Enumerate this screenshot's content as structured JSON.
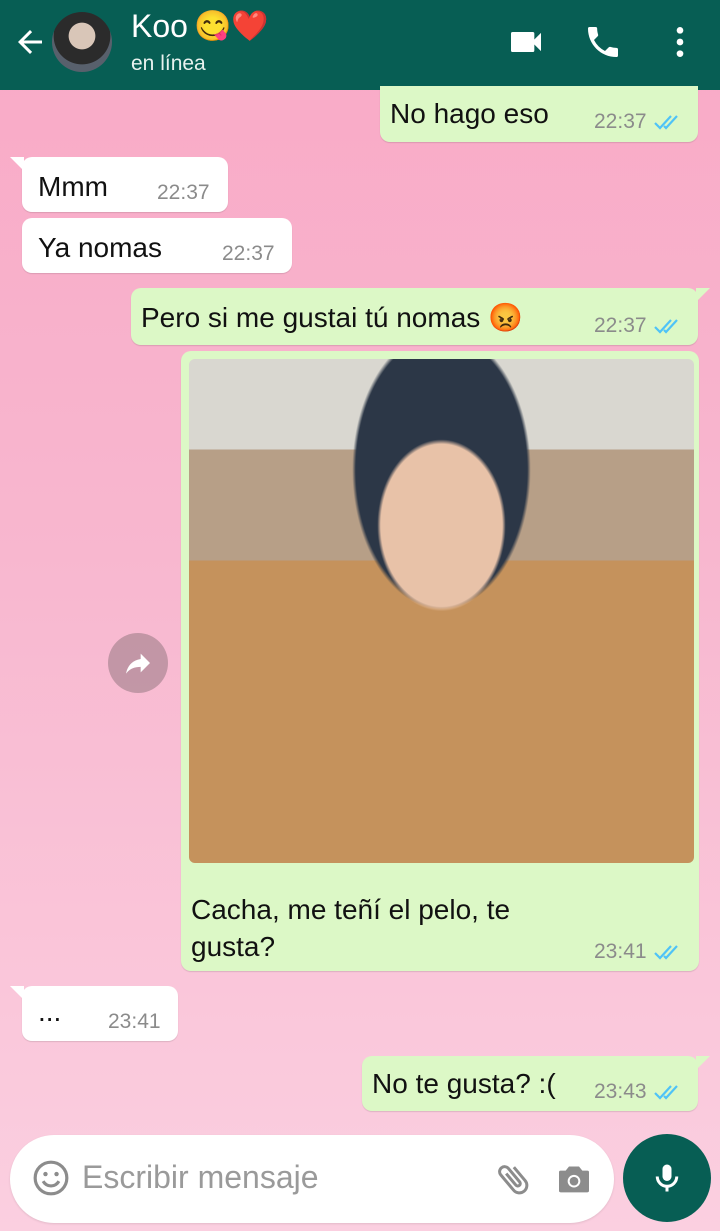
{
  "header": {
    "contact_name": "Koo",
    "contact_emojis": "😋❤️",
    "status": "en línea",
    "icons": [
      "back-arrow-icon",
      "video-call-icon",
      "phone-icon",
      "more-vert-icon"
    ]
  },
  "messages": [
    {
      "dir": "out",
      "text": "No hago eso",
      "time": "22:37",
      "read": true
    },
    {
      "dir": "in",
      "text": "Mmm",
      "time": "22:37"
    },
    {
      "dir": "in",
      "text": "Ya nomas",
      "time": "22:37"
    },
    {
      "dir": "out",
      "text": "Pero si me gustai tú nomas 😡",
      "time": "22:37",
      "read": true
    },
    {
      "dir": "out",
      "type": "image",
      "caption_line1": "Cacha, me teñí el pelo, te",
      "caption_line2": "gusta?",
      "time": "23:41",
      "read": true
    },
    {
      "dir": "in",
      "text": "...",
      "time": "23:41"
    },
    {
      "dir": "out",
      "text": "No te gusta? :(",
      "time": "23:43",
      "read": true
    }
  ],
  "composer": {
    "placeholder": "Escribir mensaje",
    "icons": [
      "emoji-icon",
      "attach-icon",
      "camera-icon",
      "mic-icon"
    ]
  },
  "colors": {
    "header": "#075e54",
    "outgoing_bubble": "#dcf8c6",
    "incoming_bubble": "#ffffff",
    "read_ticks": "#4fc3f7",
    "background": "#f9a9c6"
  }
}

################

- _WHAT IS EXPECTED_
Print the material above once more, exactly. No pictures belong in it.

- _ANSWER TO THE EXERCISE_
Enumerate this screenshot's content as structured JSON.
{
  "header": {
    "contact_name": "Koo",
    "contact_emojis": "😋❤️",
    "status": "en línea",
    "icons": [
      "back-arrow-icon",
      "video-call-icon",
      "phone-icon",
      "more-vert-icon"
    ]
  },
  "messages": [
    {
      "dir": "out",
      "text": "No hago eso",
      "time": "22:37",
      "read": true
    },
    {
      "dir": "in",
      "text": "Mmm",
      "time": "22:37"
    },
    {
      "dir": "in",
      "text": "Ya nomas",
      "time": "22:37"
    },
    {
      "dir": "out",
      "text": "Pero si me gustai tú nomas 😡",
      "time": "22:37",
      "read": true
    },
    {
      "dir": "out",
      "type": "image",
      "caption_line1": "Cacha, me teñí el pelo, te",
      "caption_line2": "gusta?",
      "time": "23:41",
      "read": true
    },
    {
      "dir": "in",
      "text": "...",
      "time": "23:41"
    },
    {
      "dir": "out",
      "text": "No te gusta? :(",
      "time": "23:43",
      "read": true
    }
  ],
  "composer": {
    "placeholder": "Escribir mensaje",
    "icons": [
      "emoji-icon",
      "attach-icon",
      "camera-icon",
      "mic-icon"
    ]
  },
  "colors": {
    "header": "#075e54",
    "outgoing_bubble": "#dcf8c6",
    "incoming_bubble": "#ffffff",
    "read_ticks": "#4fc3f7",
    "background": "#f9a9c6"
  }
}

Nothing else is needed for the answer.